Germany’s intelligence agency accused Russia of deploying cyberattacks against the country, including the spread of propaganda and attempts to destabilize the government. And why not? As we’ve noted before, if the US election taught Putin anything it’s that hacking really can make an impact.
That’s all the more reason to fully investigate Russia’s disruptive role in our election, which this week President Obama, two members of Congress, and prominent GOP Senator Lindsey Graham all did. Of course, as with Obama’s comprehensive cybersecurity plan, anything actionable will likely fall to the Trump administration. And elsewhere in potentially hostile foreign powers, we took a look at incredibly detailed 3-D renders of North Korea’s secretive space command center.
Also this week, secure chat app Wickr introduced an encrypted, self-destructive Slack alternative, while IBM Watson for Cybersecurity took off the training wheels, and is now fighting cybercrime for actual companies. And if we have to leave you with just one piece of advice, let it be this: Don’t trust third-party stores for Android apps. Ever. Just don’t.
And theres more. Each Saturday we round up the news stories that we didnt break or cover in depth but that still deserve your attention. As always, click on the headlines to read the full story in each link posted. And stay safe out there.
Apparently not content to stop at the US election, Russia has set its eyes on Germany next, according to that countrys intelligence agency. The BfV noted an uptick in propaganda campaigns being used to spread misinformation, with the ultimate intention of destabilizing the government and empowering extremist forces. If that sounds familiar, keep in mind that Germany also has an election of its own coming up next year, likely in September. Which is to say, dont expect this to end any time soon.
Add popular video site DailyMotion to the ever-increasing list of prominent websites fallen victim to a hack. This time, information from 85 million user accounts was stolen. That sounds like a lot, and it is, but the modest upside is that only a small percentage of those had any information attached to them beyond an email address. The 18 million records with passwords listed are hashed with a strong algorithm, making them difficult—though not impossible—to expose. No other personal information is at risk, which means that while this is still bad news, its not quite as devastating as, say, the 360-million-strong Myspace hack that came to light this spring. https://www.wired.com/2016/05/hack-brief-old-myspace-account-just-came-back-haunt/
The NSAs brain drain continues apace. In a talk this past Tuesday, former NSA director Keith Alexander said that people were increasingly leaving in large numbers, citing high salaries and private cybersecurity firms as a major retention impediment.
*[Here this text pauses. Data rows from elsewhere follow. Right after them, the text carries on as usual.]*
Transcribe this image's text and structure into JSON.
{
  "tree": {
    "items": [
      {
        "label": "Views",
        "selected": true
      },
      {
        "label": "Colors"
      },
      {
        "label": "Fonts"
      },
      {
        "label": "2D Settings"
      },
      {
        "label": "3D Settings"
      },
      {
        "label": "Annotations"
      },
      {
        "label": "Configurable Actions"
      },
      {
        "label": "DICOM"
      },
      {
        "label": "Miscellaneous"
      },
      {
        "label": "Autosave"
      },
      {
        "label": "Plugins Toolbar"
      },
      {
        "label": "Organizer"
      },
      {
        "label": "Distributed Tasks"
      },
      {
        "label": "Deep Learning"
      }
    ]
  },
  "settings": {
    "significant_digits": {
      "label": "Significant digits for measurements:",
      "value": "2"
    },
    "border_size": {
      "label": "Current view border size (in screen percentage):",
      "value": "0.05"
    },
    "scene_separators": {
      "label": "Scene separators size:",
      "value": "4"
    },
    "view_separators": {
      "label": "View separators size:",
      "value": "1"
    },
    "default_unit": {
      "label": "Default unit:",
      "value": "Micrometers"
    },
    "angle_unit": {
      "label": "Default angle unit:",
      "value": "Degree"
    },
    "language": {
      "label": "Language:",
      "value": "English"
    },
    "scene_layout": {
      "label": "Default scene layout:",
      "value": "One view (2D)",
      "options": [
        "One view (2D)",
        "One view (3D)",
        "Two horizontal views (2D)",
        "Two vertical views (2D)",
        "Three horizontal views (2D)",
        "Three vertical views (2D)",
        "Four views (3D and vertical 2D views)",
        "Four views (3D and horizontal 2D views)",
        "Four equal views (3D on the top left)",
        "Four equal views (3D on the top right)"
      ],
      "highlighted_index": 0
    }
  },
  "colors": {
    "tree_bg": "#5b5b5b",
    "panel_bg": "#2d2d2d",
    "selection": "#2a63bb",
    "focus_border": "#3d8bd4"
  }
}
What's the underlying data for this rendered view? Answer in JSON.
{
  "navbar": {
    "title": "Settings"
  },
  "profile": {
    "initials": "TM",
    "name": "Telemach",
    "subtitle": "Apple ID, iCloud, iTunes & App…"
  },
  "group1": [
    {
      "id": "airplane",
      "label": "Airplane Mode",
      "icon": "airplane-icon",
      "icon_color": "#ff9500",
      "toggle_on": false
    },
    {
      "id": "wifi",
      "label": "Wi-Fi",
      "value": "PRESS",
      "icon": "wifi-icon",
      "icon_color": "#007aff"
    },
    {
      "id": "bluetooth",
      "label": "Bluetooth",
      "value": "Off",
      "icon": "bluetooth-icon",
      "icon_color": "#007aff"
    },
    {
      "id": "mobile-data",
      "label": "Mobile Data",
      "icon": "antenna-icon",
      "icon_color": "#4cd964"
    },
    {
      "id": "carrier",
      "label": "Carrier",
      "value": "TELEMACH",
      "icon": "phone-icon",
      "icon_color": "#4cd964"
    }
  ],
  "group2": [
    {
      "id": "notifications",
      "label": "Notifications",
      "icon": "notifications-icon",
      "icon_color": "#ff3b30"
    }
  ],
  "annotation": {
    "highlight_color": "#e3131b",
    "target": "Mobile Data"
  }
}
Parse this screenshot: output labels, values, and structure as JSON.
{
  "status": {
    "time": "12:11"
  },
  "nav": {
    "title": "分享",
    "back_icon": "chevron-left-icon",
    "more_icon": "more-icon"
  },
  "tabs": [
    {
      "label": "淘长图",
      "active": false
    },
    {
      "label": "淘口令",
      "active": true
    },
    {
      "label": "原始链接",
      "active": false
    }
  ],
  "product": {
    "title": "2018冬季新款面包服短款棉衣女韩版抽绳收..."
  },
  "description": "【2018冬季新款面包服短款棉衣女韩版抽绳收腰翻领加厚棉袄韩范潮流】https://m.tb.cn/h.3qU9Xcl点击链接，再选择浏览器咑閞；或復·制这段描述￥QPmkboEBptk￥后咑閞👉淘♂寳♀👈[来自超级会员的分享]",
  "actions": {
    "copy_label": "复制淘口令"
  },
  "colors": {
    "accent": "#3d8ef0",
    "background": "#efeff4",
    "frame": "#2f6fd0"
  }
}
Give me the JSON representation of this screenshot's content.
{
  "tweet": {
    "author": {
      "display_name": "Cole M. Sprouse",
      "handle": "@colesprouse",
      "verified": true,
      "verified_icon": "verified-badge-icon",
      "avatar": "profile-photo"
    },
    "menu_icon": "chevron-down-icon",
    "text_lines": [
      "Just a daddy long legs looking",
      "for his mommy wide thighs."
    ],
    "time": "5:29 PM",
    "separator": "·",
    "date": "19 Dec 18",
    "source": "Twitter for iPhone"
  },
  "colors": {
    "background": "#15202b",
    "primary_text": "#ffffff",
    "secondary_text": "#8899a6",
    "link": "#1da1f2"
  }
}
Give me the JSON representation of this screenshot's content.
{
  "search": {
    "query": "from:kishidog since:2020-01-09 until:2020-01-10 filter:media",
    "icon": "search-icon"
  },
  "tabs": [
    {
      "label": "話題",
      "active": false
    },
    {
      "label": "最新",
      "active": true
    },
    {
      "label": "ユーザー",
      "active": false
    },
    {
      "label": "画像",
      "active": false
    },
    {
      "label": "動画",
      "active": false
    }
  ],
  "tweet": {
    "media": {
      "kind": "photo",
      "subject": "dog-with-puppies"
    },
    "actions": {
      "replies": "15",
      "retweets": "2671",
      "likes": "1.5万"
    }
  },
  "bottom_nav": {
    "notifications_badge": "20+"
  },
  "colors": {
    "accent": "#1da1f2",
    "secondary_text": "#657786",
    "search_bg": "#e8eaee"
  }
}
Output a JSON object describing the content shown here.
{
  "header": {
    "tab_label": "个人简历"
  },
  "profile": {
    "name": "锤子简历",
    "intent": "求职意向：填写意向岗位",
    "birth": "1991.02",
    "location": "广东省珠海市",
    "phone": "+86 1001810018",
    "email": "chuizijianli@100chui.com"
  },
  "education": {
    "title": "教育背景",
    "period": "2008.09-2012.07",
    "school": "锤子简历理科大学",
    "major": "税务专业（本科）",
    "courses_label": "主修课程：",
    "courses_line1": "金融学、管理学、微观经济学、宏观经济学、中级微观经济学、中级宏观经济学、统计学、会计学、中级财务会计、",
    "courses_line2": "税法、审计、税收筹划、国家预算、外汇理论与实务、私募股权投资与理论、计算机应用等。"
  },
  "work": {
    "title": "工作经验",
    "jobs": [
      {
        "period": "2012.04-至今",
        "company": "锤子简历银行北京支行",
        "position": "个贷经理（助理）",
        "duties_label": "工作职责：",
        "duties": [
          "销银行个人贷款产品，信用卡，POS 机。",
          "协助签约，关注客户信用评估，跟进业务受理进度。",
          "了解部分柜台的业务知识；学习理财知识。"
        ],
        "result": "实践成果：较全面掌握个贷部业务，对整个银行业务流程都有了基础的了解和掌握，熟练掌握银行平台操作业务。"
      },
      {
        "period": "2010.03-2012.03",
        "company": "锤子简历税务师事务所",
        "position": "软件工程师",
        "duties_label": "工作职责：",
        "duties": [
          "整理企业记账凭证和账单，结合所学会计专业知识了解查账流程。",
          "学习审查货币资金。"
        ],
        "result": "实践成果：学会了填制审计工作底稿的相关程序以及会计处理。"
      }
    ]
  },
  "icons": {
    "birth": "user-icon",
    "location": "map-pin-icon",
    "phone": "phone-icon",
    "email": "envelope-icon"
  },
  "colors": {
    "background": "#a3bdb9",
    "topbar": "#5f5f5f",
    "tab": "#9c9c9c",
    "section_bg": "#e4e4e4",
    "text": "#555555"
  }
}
Thats been an issue for years, but a report from CyberScoop https://www.cyberscoop.com/nsa-morale-down-keith-alexander-mike-rogers/ claims that its gotten significantly worse in recent months. Whats less clear is how to reverse the brain drain, and what its implications are for US security going forward.
Malware of any stripe is bad, but sometimes you can still tip your cap at ingenuity. Researchers at Eset this week revealed code that managed to hide itself in a heavily modified version of open-source traffic-measuring package Countly. Thats how it hitched a ride on various ad networks, which couldnt spot anything malicious in the code. The only indication of its presence is that it subtly changed the transparency of individual pixels, making it practically invisible to the human eye. It only targeted a subset of people using both Internet Explorer an unpatched Flash, but still, clever should get its due.
Matthew Bryant this week detailed how a DNS vulnerability that had been identified at cloud service provider Digital Ocean was also an issue at several similar companies, including Amazon Web Services, Google Cloud DNS, and Rackspace. In practice, it lets an attacker take over a domain and use it for malware or spam campaigns. At least 120,000 domains were implicated, though Bryant says most companies he reached out to were responsive about patching. Except Rackspace, which basically shrugged it off. But dont worry! If youre a Rackspace customers, Bryant also explains how to protect yourself.